When I was a kid, two names always put a smile on my father’s face – Grace Kelly, and Hedy Lamarr – and I didn’t get it until years later when I re-watched some key films and understood their ongoing place in the pantheon of Hollywood’s most glamorous screen stares. There are many others, but Kelly and Lamarr always made dad smile.
Kelly’s decision to marry Prince Ranier of Monaco and step away from film nevertheless left movie fans with a short but highly memorable career during the 1950s, whereas Lamarr went through the traditional MGM talent machine, working busily in whatever studio bigwig Louis B. Mayer decreed was best for her career.
When Kelly left Hollywood, it was after Olivia de Havilland successfully sued and broke the bullshit contract which Warner Bros. used to keep stars in line. You don’t want to appear in a film we’ve catered to your image? Okay, but the longer to sit out production, the longer your contract will run, because you owe us 7 years of full-time work, and we get to loan you out and take whatever’s offered above your standard fee because we need to recoup all that singing / dancing / acting / elocution training somehow, right?
de Havilland put power back into the hands of talent, enabling freelancing which some managed to parlay into highly successful careers, such as James Stewart moving between westerns, comedies, dramas; and Burt Lancaster partnering to form a production company and make movies of his choosing.
Lamarr’s extraordinary beauty during the mid-1930 into the 1940s meant she was part of MGM’s stable of ‘more stars than there are in the Heavens, and whatever inane publicity idea, ideal image, and social activities were concocted, they had to be followed. MGM owned their stars, and when Lamarr’s contract ran out, she also went freelance, seeking out and producing her own work, but with less success than multi-hyphenate Ida Lupino, who could act, direct, and produce tough films welcomed by postwar moviegoers.
Lamarr’s biggest success is arguably Samson and Delilah (1949), playing the scheming temptress who emasculates the long-haired hunk, and you’d think the success of that film would’ve led to stronger dramatic parts, but there are few screen goddesses of that era who were able to reinvent themselves and thrive, such as Joan Crawford and Better Davis.
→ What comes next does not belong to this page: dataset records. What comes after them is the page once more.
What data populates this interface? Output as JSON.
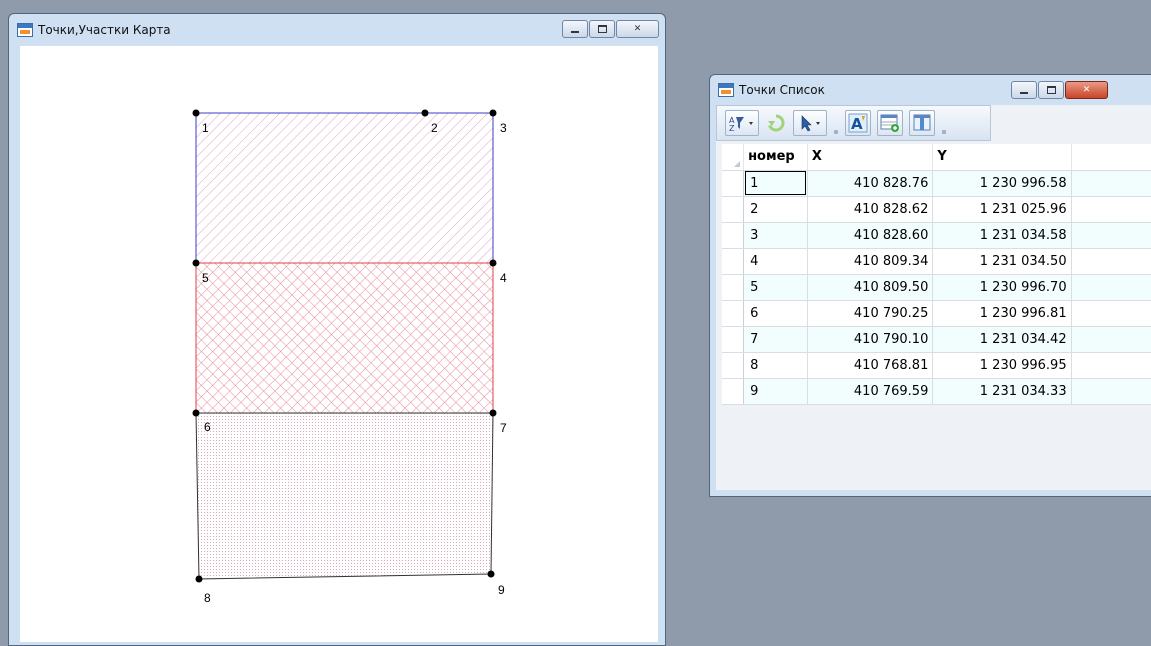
{
  "map_window": {
    "title": "Точки,Участки Карта",
    "points": [
      {
        "label": "1"
      },
      {
        "label": "2"
      },
      {
        "label": "3"
      },
      {
        "label": "4"
      },
      {
        "label": "5"
      },
      {
        "label": "6"
      },
      {
        "label": "7"
      },
      {
        "label": "8"
      },
      {
        "label": "9"
      }
    ]
  },
  "list_window": {
    "title": "Точки Список",
    "columns": [
      "номер",
      "X",
      "Y"
    ],
    "rows": [
      {
        "num": "1",
        "x": "410 828.76",
        "y": "1 230 996.58"
      },
      {
        "num": "2",
        "x": "410 828.62",
        "y": "1 231 025.96"
      },
      {
        "num": "3",
        "x": "410 828.60",
        "y": "1 231 034.58"
      },
      {
        "num": "4",
        "x": "410 809.34",
        "y": "1 231 034.50"
      },
      {
        "num": "5",
        "x": "410 809.50",
        "y": "1 230 996.70"
      },
      {
        "num": "6",
        "x": "410 790.25",
        "y": "1 230 996.81"
      },
      {
        "num": "7",
        "x": "410 790.10",
        "y": "1 231 034.42"
      },
      {
        "num": "8",
        "x": "410 768.81",
        "y": "1 230 996.95"
      },
      {
        "num": "9",
        "x": "410 769.59",
        "y": "1 231 034.33"
      }
    ]
  },
  "colors": {
    "parcel_top": "#3c3cc8",
    "parcel_middle": "#e04040",
    "parcel_bottom": "#333333",
    "hatch": "#e8a8c8"
  },
  "icons": {
    "window": "window-app-icon",
    "toolbar": [
      "sort-filter-icon",
      "refresh-icon",
      "select-arrow-icon",
      "text-style-icon",
      "add-row-icon",
      "columns-icon"
    ]
  }
}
Lamarr simply faded from the silver screen after a final film role in The Female Animal (1958), and after publishing the 1966 autobiography Ecstasy and Me, paying homage to the title of the Czech film Ecstasy (1933) in which she swam nude and ignited her film career, she went off the radar.
Around 1996-1997, Canadian giant Corel had released a substantial upgrade to their flagship desktop publishing software Corel Draw! and as a longtime user since version 2.0 (circa 1991), I was impressed with the sleek cover art for vers. 8.0 – a rendering of Lamarr using the vector-based drawing software. Then a news item appeared in which Lamarr, still very much alive, was suing Corel for illegally using her image.
She’d also sued her former manager for reportedly contriving her autobiography and playing up scandalous aspects, making that slender book a work of questionable authenticity. She’d become a recluse and had made headlines twice for stealing… and then came fresh news of Lamarr being an inventor, penning some breakthrough technology that’s vitally important to modern day defense systems and global communications.
This info didn’t come to light until a pair of documentaries, made after her passing in 2000, appeared at film festivals, of which one is available on home video. Neither is ideal in presentation, but one is more balanced and clearly focused on Lamarr, and both films share a handful of the same interview subjects who knew her, knew of her inventive mind, and prove she patented with composer George Antheil a complex system that predated Bluetooth, which they gave for free to the U.S. military machine to help in their fight against Nazis.
It’s an amazing story that opens up her incredible life which itself could and should become a feature film drama, but the tough part wouldn’t be in reconciling beauty and brains with a biased audience, but the equally complex life as mother of three children, one of who she broke off contact for almost 40 years.
Coming next: Band of the Hand (1986), the Michael Mann-produced quickie made during the heat of Miami Vice’s success on TV.
Mark R. Hasan, Editor
Category: EDITOR'S BLOG